▸ **Material shown**:

▬▬▬▬▬▬▬▬▬▬

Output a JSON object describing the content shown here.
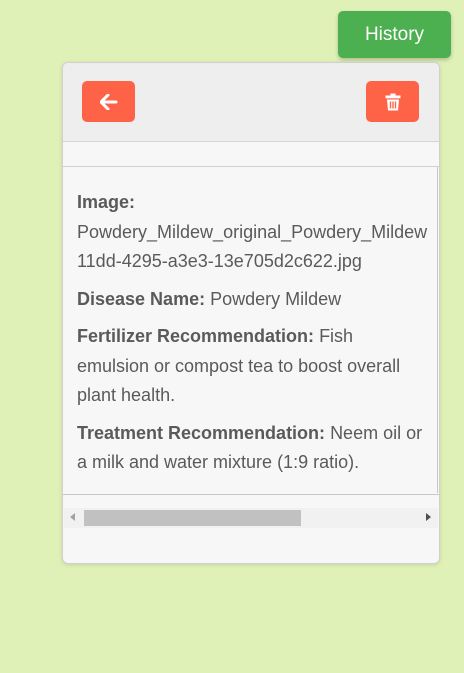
{
  "header": {
    "history_label": "History"
  },
  "record": {
    "image_label": "Image:",
    "image_line1": "Powdery_Mildew_original_Powdery_Mildew",
    "image_line2": "11dd-4295-a3e3-13e705d2c622.jpg",
    "disease_label": "Disease Name:",
    "disease_value": "Powdery Mildew",
    "fertilizer_label": "Fertilizer Recommendation:",
    "fertilizer_value": "Fish emulsion or compost tea to boost overall plant health.",
    "treatment_label": "Treatment Recommendation:",
    "treatment_value": "Neem oil or a milk and water mixture (1:9 ratio)."
  },
  "icons": {
    "back": "arrow-left-icon",
    "delete": "trash-icon"
  },
  "scrollbar": {
    "horizontal_position": 0.0,
    "visible_fraction": 0.65
  },
  "colors": {
    "background": "#e0f1b8",
    "history_button": "#4caf50",
    "action_button": "#fe6347",
    "card": "#f7f7f7",
    "card_header": "#eeeeee",
    "text": "#5a5a5a"
  }
}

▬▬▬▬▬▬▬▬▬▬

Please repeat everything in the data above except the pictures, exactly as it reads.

Output a JSON object describing the content shown here.
{
  "header": {
    "history_label": "History"
  },
  "record": {
    "image_label": "Image:",
    "image_line1": "Powdery_Mildew_original_Powdery_Mildew",
    "image_line2": "11dd-4295-a3e3-13e705d2c622.jpg",
    "disease_label": "Disease Name:",
    "disease_value": "Powdery Mildew",
    "fertilizer_label": "Fertilizer Recommendation:",
    "fertilizer_value": "Fish emulsion or compost tea to boost overall plant health.",
    "treatment_label": "Treatment Recommendation:",
    "treatment_value": "Neem oil or a milk and water mixture (1:9 ratio)."
  },
  "icons": {
    "back": "arrow-left-icon",
    "delete": "trash-icon"
  },
  "scrollbar": {
    "horizontal_position": 0.0,
    "visible_fraction": 0.65
  },
  "colors": {
    "background": "#e0f1b8",
    "history_button": "#4caf50",
    "action_button": "#fe6347",
    "card": "#f7f7f7",
    "card_header": "#eeeeee",
    "text": "#5a5a5a"
  }
}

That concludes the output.